Let me bring you back to a small classroom 10 years ago to eavesdrop on a conversation I had with a new student whom we shall describe as a true beginner:
Teacher: ‘Why do you want to learn French? What is your goal?‘
Student: ‘I want to be fluent in 3 months (because my company is sending me to the Paris office) and most importantly don’t want to speak with an American accent.‘
Sigh… In my accentuated broken English I told him that he would not achieve his goal of fluency in such a short period of time and that he’d better accept the fact that he would most probably speak with a slight accent due to his age (he was not 16 years old anymore).
Et voilà: unrealistic -and therefore unattainable- goals is the main reason why most students fail to achieve basic proficiency in foreign languages. Even worse: it feeds the idea that learning a foreign language is … well… impossible. Marty Abbott, ACTFL Director of Education, says it best: ‘We have this national psyche that we’re not good at languages. It’s still perceived as something only smart people can do, and it’s not true; we all learned our first language and we can learn a second one.’ 
So here are some basic Q & A for anyone thinking about learning a foreign language:
1. How difficult is the language or L2 you intend to learn?
Category I languages are the easiest ones; Category IV the hardest.
2. How many hours of instruction (or contact hours) does it entail according to ACTFL (American standards) and CEFR (European standards)?
* Let’s round up our numbers to 50 hours of instruction per semester.
** Graduate schools territory starts here.

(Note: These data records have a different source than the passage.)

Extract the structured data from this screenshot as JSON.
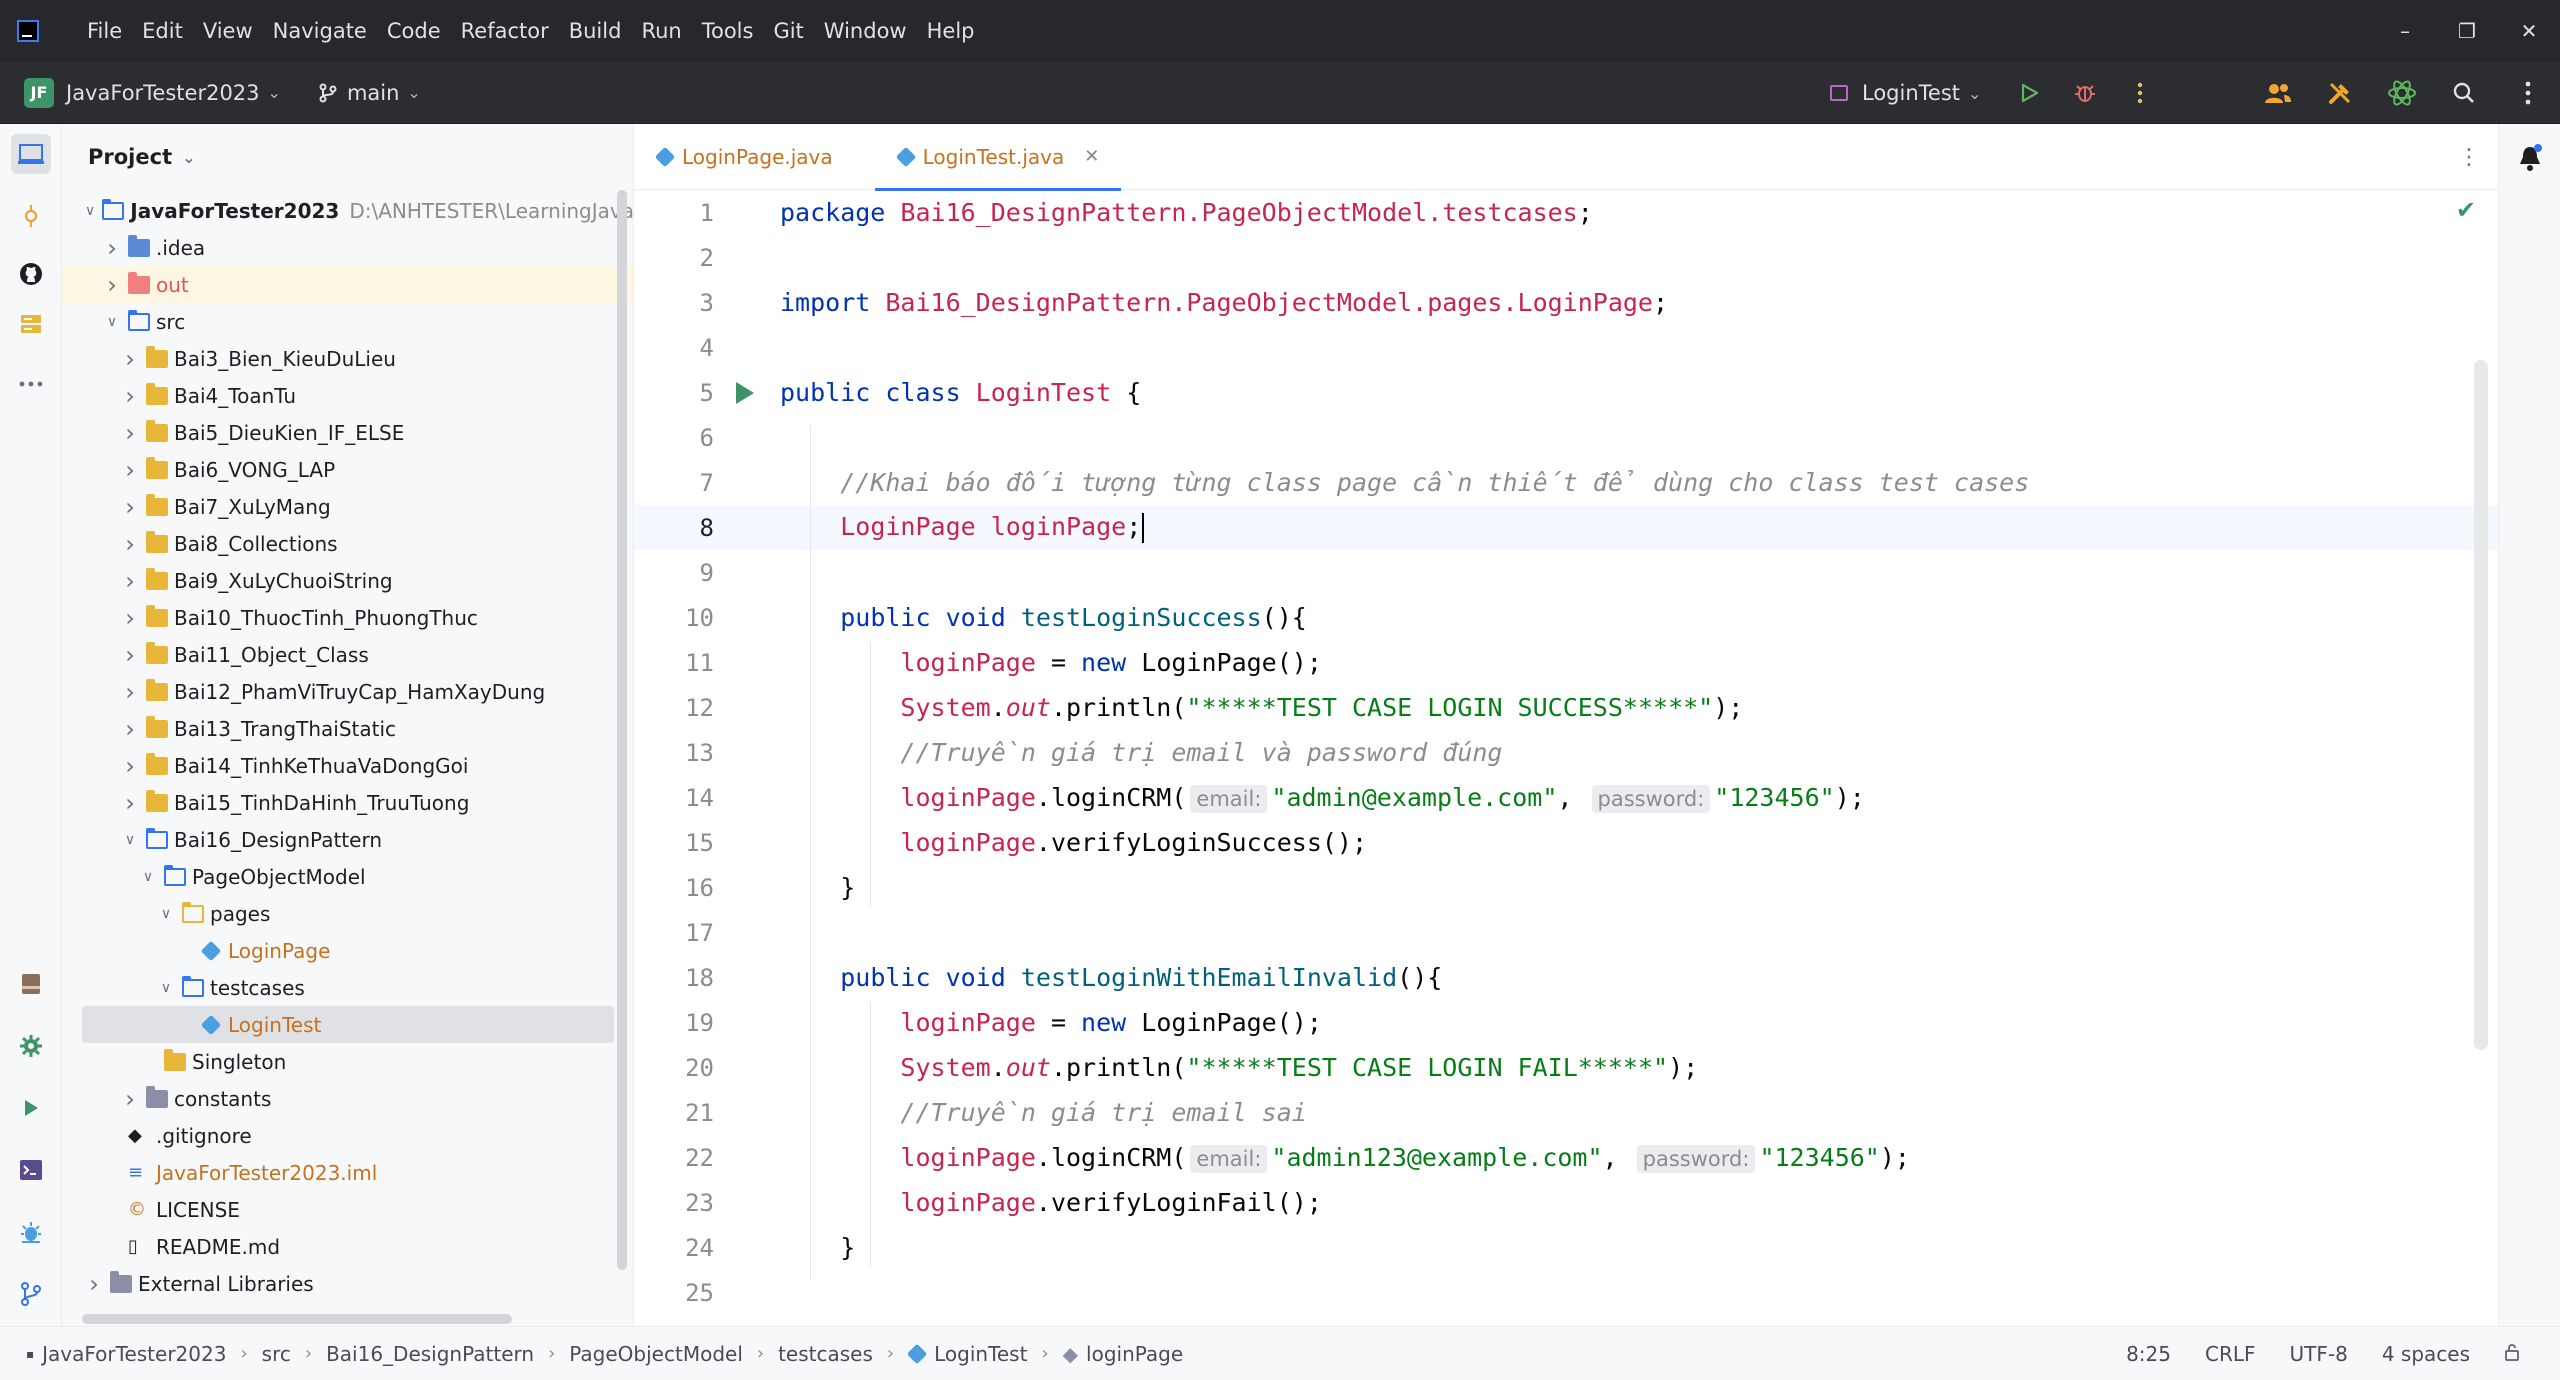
{
  "menu": [
    "File",
    "Edit",
    "View",
    "Navigate",
    "Code",
    "Refactor",
    "Build",
    "Run",
    "Tools",
    "Git",
    "Window",
    "Help"
  ],
  "toolbar": {
    "project_badge": "JF",
    "project_name": "JavaForTester2023",
    "branch": "main",
    "run_config": "LoginTest"
  },
  "project_panel": {
    "title": "Project",
    "tree": [
      {
        "label": "JavaForTester2023",
        "hint": "D:\\ANHTESTER\\LearningJava",
        "depth": 0,
        "arrow": "open",
        "icon": "module"
      },
      {
        "label": ".idea",
        "depth": 1,
        "arrow": "closed",
        "icon": "idea"
      },
      {
        "label": "out",
        "depth": 1,
        "arrow": "closed",
        "icon": "out"
      },
      {
        "label": "src",
        "depth": 1,
        "arrow": "open",
        "icon": "src"
      },
      {
        "label": "Bai3_Bien_KieuDuLieu",
        "depth": 2,
        "arrow": "closed",
        "icon": "package"
      },
      {
        "label": "Bai4_ToanTu",
        "depth": 2,
        "arrow": "closed",
        "icon": "package"
      },
      {
        "label": "Bai5_DieuKien_IF_ELSE",
        "depth": 2,
        "arrow": "closed",
        "icon": "package"
      },
      {
        "label": "Bai6_VONG_LAP",
        "depth": 2,
        "arrow": "closed",
        "icon": "package"
      },
      {
        "label": "Bai7_XuLyMang",
        "depth": 2,
        "arrow": "closed",
        "icon": "package"
      },
      {
        "label": "Bai8_Collections",
        "depth": 2,
        "arrow": "closed",
        "icon": "package"
      },
      {
        "label": "Bai9_XuLyChuoiString",
        "depth": 2,
        "arrow": "closed",
        "icon": "package"
      },
      {
        "label": "Bai10_ThuocTinh_PhuongThuc",
        "depth": 2,
        "arrow": "closed",
        "icon": "package"
      },
      {
        "label": "Bai11_Object_Class",
        "depth": 2,
        "arrow": "closed",
        "icon": "package"
      },
      {
        "label": "Bai12_PhamViTruyCap_HamXayDung",
        "depth": 2,
        "arrow": "closed",
        "icon": "package"
      },
      {
        "label": "Bai13_TrangThaiStatic",
        "depth": 2,
        "arrow": "closed",
        "icon": "package"
      },
      {
        "label": "Bai14_TinhKeThuaVaDongGoi",
        "depth": 2,
        "arrow": "closed",
        "icon": "package"
      },
      {
        "label": "Bai15_TinhDaHinh_TruuTuong",
        "depth": 2,
        "arrow": "closed",
        "icon": "package"
      },
      {
        "label": "Bai16_DesignPattern",
        "depth": 2,
        "arrow": "open",
        "icon": "package-open"
      },
      {
        "label": "PageObjectModel",
        "depth": 3,
        "arrow": "open",
        "icon": "package-open"
      },
      {
        "label": "pages",
        "depth": 4,
        "arrow": "open",
        "icon": "package-open-y"
      },
      {
        "label": "LoginPage",
        "depth": 5,
        "arrow": "none",
        "icon": "class"
      },
      {
        "label": "testcases",
        "depth": 4,
        "arrow": "open",
        "icon": "package-open"
      },
      {
        "label": "LoginTest",
        "depth": 5,
        "arrow": "none",
        "icon": "class",
        "selected": true
      },
      {
        "label": "Singleton",
        "depth": 3,
        "arrow": "none",
        "icon": "package"
      },
      {
        "label": "constants",
        "depth": 2,
        "arrow": "closed",
        "icon": "constants"
      },
      {
        "label": ".gitignore",
        "depth": 1,
        "arrow": "none",
        "icon": "gitignore"
      },
      {
        "label": "JavaForTester2023.iml",
        "depth": 1,
        "arrow": "none",
        "icon": "iml"
      },
      {
        "label": "LICENSE",
        "depth": 1,
        "arrow": "none",
        "icon": "license"
      },
      {
        "label": "README.md",
        "depth": 1,
        "arrow": "none",
        "icon": "md"
      },
      {
        "label": "External Libraries",
        "depth": 0,
        "arrow": "closed",
        "icon": "lib"
      }
    ]
  },
  "tabs": [
    {
      "label": "LoginPage.java",
      "active": false
    },
    {
      "label": "LoginTest.java",
      "active": true
    }
  ],
  "code_lines": [
    {
      "n": "1",
      "parts": [
        [
          "kw",
          "package "
        ],
        [
          "pkg",
          "Bai16_DesignPattern.PageObjectModel.testcases"
        ],
        [
          "plain",
          ";"
        ]
      ]
    },
    {
      "n": "2",
      "parts": []
    },
    {
      "n": "3",
      "parts": [
        [
          "kw",
          "import "
        ],
        [
          "pkg",
          "Bai16_DesignPattern.PageObjectModel.pages.LoginPage"
        ],
        [
          "plain",
          ";"
        ]
      ]
    },
    {
      "n": "4",
      "parts": []
    },
    {
      "n": "5",
      "parts": [
        [
          "kw",
          "public class "
        ],
        [
          "cls",
          "LoginTest"
        ],
        [
          "plain",
          " {"
        ]
      ],
      "run": true
    },
    {
      "n": "6",
      "parts": []
    },
    {
      "n": "7",
      "parts": [
        [
          "plain",
          "    "
        ],
        [
          "cmt",
          "//Khai báo đối tượng từng class page cần thiết để dùng cho class test cases"
        ]
      ]
    },
    {
      "n": "8",
      "parts": [
        [
          "plain",
          "    "
        ],
        [
          "cls",
          "LoginPage"
        ],
        [
          "plain",
          " "
        ],
        [
          "fld",
          "loginPage"
        ],
        [
          "plain",
          ";"
        ],
        [
          "caret",
          ""
        ]
      ],
      "current": true
    },
    {
      "n": "9",
      "parts": []
    },
    {
      "n": "10",
      "parts": [
        [
          "plain",
          "    "
        ],
        [
          "kw",
          "public void "
        ],
        [
          "mth",
          "testLoginSuccess"
        ],
        [
          "plain",
          "(){"
        ]
      ]
    },
    {
      "n": "11",
      "parts": [
        [
          "plain",
          "        "
        ],
        [
          "fld",
          "loginPage"
        ],
        [
          "plain",
          " = "
        ],
        [
          "kw",
          "new "
        ],
        [
          "plain",
          "LoginPage();"
        ]
      ]
    },
    {
      "n": "12",
      "parts": [
        [
          "plain",
          "        "
        ],
        [
          "cls",
          "System"
        ],
        [
          "plain",
          "."
        ],
        [
          "ital-fld",
          "out"
        ],
        [
          "plain",
          ".println("
        ],
        [
          "str",
          "\"*****TEST CASE LOGIN SUCCESS*****\""
        ],
        [
          "plain",
          ");"
        ]
      ]
    },
    {
      "n": "13",
      "parts": [
        [
          "plain",
          "        "
        ],
        [
          "cmt",
          "//Truyền giá trị email và password đúng"
        ]
      ]
    },
    {
      "n": "14",
      "parts": [
        [
          "plain",
          "        "
        ],
        [
          "fld",
          "loginPage"
        ],
        [
          "plain",
          ".loginCRM("
        ],
        [
          "hint",
          "email:"
        ],
        [
          "str",
          "\"admin@example.com\""
        ],
        [
          "plain",
          ", "
        ],
        [
          "hint",
          "password:"
        ],
        [
          "str",
          "\"123456\""
        ],
        [
          "plain",
          ");"
        ]
      ]
    },
    {
      "n": "15",
      "parts": [
        [
          "plain",
          "        "
        ],
        [
          "fld",
          "loginPage"
        ],
        [
          "plain",
          ".verifyLoginSuccess();"
        ]
      ]
    },
    {
      "n": "16",
      "parts": [
        [
          "plain",
          "    }"
        ]
      ]
    },
    {
      "n": "17",
      "parts": []
    },
    {
      "n": "18",
      "parts": [
        [
          "plain",
          "    "
        ],
        [
          "kw",
          "public void "
        ],
        [
          "mth",
          "testLoginWithEmailInvalid"
        ],
        [
          "plain",
          "(){"
        ]
      ]
    },
    {
      "n": "19",
      "parts": [
        [
          "plain",
          "        "
        ],
        [
          "fld",
          "loginPage"
        ],
        [
          "plain",
          " = "
        ],
        [
          "kw",
          "new "
        ],
        [
          "plain",
          "LoginPage();"
        ]
      ]
    },
    {
      "n": "20",
      "parts": [
        [
          "plain",
          "        "
        ],
        [
          "cls",
          "System"
        ],
        [
          "plain",
          "."
        ],
        [
          "ital-fld",
          "out"
        ],
        [
          "plain",
          ".println("
        ],
        [
          "str",
          "\"*****TEST CASE LOGIN FAIL*****\""
        ],
        [
          "plain",
          ");"
        ]
      ]
    },
    {
      "n": "21",
      "parts": [
        [
          "plain",
          "        "
        ],
        [
          "cmt",
          "//Truyền giá trị email sai"
        ]
      ]
    },
    {
      "n": "22",
      "parts": [
        [
          "plain",
          "        "
        ],
        [
          "fld",
          "loginPage"
        ],
        [
          "plain",
          ".loginCRM("
        ],
        [
          "hint",
          "email:"
        ],
        [
          "str",
          "\"admin123@example.com\""
        ],
        [
          "plain",
          ", "
        ],
        [
          "hint",
          "password:"
        ],
        [
          "str",
          "\"123456\""
        ],
        [
          "plain",
          ");"
        ]
      ]
    },
    {
      "n": "23",
      "parts": [
        [
          "plain",
          "        "
        ],
        [
          "fld",
          "loginPage"
        ],
        [
          "plain",
          ".verifyLoginFail();"
        ]
      ]
    },
    {
      "n": "24",
      "parts": [
        [
          "plain",
          "    }"
        ]
      ]
    },
    {
      "n": "25",
      "parts": []
    }
  ],
  "statusbar": {
    "breadcrumbs": [
      "JavaForTester2023",
      "src",
      "Bai16_DesignPattern",
      "PageObjectModel",
      "testcases",
      "LoginTest",
      "loginPage"
    ],
    "position": "8:25",
    "line_ending": "CRLF",
    "encoding": "UTF-8",
    "indent": "4 spaces"
  }
}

07/2013 UPDATE Here is what the American Council on Education’s College Credit Recommendation Service (ACE Credit) says on the topic:
3. How many years (alas not months) will it take to achieve various levels of proficiency when one starts as a true beginner?

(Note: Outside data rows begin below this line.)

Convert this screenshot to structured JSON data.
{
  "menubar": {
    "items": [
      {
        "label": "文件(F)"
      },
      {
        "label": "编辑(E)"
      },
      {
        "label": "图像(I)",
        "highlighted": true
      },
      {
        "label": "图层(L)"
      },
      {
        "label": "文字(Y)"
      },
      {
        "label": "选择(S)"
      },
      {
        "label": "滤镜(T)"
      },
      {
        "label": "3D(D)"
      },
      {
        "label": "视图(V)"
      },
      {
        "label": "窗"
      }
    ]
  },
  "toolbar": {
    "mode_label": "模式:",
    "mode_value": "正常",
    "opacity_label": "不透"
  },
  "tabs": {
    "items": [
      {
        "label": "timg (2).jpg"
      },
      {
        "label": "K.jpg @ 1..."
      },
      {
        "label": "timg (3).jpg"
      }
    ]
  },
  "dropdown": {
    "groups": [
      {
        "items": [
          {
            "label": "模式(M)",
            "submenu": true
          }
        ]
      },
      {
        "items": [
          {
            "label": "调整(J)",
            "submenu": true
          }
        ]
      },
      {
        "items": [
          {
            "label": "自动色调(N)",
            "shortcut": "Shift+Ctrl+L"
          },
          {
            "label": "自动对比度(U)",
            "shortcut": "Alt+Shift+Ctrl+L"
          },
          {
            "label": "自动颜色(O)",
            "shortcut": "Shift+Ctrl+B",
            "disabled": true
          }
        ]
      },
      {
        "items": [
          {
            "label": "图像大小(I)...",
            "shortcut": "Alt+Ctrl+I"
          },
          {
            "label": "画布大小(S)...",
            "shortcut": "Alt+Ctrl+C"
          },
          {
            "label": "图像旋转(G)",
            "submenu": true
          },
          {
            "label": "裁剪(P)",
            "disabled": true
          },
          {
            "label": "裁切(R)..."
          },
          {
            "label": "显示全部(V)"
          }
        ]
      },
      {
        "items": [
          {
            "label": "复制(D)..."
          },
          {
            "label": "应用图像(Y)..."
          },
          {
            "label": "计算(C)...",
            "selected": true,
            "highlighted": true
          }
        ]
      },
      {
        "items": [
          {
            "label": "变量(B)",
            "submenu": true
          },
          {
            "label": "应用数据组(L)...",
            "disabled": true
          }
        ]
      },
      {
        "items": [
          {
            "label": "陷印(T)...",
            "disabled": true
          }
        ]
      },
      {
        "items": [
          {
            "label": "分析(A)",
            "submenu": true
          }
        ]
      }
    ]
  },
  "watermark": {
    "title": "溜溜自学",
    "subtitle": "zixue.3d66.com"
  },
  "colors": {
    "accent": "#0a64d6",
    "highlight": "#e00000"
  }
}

And we are not even discussing what ‘fluency’ actually means.
4. What about false beginners?
Depending of circumstances (placement test, advisor, professors, confidence, goals, etc.), they might skip between 1 to 3 introductory courses.
5. Can I study more and progress faster?
Doing your homework and using every opportunity to be exposed to the target language (movies, news, cultural events, basic conversation with native speakers, etc.) will help your confidence and intercultural competence. A good rule of thumb is to spend as much time working on your skills outside the classroom as you do in the classroom.
And don’t forget to have fun! For example learning new words in context will help you retain them. And don’t be afraid to make mistakes because you will make them anyway and will learn from them. I guess these people
won’t make the same mistake twice.
6. I’ve taken x number of courses and still can’t achieve the level of proficiency I’ve set my mind to. Why?
Sadly our level of proficiency (or competences in various areas) in our first language will influence how we do in our second language. The less educated I am in my first language, the less proficient I will be in my second language.
This should hopefully help some understand why their foreign-born neighbors for example still speak ‘little’ English despite having resided in an English-speaking country for decades.
Now it is never too late to improve our proficiency in our first language. Students say it best: ‘Learning French helped me greatly with my English grammar.’
Another possibility would be to have hit the ‘Intermediate Plateau’. When it takes us 100 hours or so to move from Novice to Intermediate Low, it will take us 3 times more (or an additional 300 hours) to move from Intermediate Low to Advanced Low. The good news is: when you’re there, you’re in.
A1, A2 = Basic User
B1, B2 = Independent User
C1, C2 = Proficient User
 Sparks, S. (2010). Science Grows on Acquiring New Language. Education Week, 30 (09).